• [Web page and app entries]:
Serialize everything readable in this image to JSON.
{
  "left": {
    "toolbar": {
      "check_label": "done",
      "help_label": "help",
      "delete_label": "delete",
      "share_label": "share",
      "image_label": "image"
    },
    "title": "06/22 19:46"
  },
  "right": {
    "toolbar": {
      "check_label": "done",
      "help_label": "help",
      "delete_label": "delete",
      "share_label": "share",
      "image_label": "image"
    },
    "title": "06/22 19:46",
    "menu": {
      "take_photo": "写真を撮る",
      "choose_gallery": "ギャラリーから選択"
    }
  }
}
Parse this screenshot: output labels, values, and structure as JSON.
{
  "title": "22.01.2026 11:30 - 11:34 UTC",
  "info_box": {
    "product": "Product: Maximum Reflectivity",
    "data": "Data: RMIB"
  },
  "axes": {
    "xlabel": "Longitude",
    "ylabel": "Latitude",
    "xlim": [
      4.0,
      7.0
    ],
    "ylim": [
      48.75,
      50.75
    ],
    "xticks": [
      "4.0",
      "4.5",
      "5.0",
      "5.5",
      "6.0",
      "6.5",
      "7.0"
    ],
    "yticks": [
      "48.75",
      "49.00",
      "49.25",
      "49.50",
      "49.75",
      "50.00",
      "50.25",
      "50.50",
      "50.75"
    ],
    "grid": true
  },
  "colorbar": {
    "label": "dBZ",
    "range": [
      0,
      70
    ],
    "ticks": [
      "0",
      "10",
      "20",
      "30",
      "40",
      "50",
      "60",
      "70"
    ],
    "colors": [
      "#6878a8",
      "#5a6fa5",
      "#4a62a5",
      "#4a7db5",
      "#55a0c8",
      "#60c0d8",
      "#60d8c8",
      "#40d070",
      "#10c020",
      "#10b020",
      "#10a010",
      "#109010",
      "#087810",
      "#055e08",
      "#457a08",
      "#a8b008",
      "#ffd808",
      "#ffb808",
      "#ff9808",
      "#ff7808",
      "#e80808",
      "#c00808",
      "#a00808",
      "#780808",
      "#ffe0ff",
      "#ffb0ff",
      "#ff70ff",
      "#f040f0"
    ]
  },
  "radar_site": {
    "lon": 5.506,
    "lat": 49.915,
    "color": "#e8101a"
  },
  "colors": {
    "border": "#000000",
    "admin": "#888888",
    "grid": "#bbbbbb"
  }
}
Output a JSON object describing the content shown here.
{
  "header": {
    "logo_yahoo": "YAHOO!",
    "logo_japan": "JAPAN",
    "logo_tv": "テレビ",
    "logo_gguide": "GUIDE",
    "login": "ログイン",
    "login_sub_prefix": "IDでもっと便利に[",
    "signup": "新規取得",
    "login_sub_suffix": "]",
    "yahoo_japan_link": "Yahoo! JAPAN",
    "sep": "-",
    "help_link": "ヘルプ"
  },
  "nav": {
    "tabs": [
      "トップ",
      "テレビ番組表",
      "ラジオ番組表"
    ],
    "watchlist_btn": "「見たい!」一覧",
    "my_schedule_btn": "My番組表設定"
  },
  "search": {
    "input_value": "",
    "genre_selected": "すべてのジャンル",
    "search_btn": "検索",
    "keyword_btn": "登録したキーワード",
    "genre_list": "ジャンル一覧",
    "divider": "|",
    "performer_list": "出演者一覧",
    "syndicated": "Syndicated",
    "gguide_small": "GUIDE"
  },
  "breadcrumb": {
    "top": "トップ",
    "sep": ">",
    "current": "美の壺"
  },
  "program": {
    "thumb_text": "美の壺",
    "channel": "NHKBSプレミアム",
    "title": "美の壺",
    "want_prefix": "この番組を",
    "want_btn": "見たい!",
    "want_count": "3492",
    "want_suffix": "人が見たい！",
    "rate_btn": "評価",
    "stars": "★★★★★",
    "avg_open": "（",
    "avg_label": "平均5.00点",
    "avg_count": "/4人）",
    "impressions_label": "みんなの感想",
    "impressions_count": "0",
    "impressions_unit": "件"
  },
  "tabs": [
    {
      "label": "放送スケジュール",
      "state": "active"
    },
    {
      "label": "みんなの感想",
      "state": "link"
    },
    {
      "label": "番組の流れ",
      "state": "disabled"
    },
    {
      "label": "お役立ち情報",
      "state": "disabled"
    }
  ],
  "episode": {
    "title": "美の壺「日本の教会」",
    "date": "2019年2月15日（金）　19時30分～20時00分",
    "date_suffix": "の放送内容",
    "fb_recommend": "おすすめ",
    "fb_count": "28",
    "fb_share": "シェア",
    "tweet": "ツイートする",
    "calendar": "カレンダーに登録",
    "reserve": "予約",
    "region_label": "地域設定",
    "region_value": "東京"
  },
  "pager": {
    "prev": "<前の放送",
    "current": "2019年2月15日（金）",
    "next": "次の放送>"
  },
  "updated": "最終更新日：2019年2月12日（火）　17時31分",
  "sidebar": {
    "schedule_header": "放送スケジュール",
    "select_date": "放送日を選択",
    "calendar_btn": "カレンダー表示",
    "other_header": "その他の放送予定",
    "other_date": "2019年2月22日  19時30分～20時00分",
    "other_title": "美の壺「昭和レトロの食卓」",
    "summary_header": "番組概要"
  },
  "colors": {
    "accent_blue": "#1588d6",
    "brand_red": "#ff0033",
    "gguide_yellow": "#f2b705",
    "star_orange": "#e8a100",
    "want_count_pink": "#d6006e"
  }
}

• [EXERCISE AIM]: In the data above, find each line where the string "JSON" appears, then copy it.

• [EXPECTED ANSWER]:
Serialize everything readable in this image to JSON.
Parse this screenshot: output labels, values, and structure as JSON.
Output a JSON object describing the content shown here.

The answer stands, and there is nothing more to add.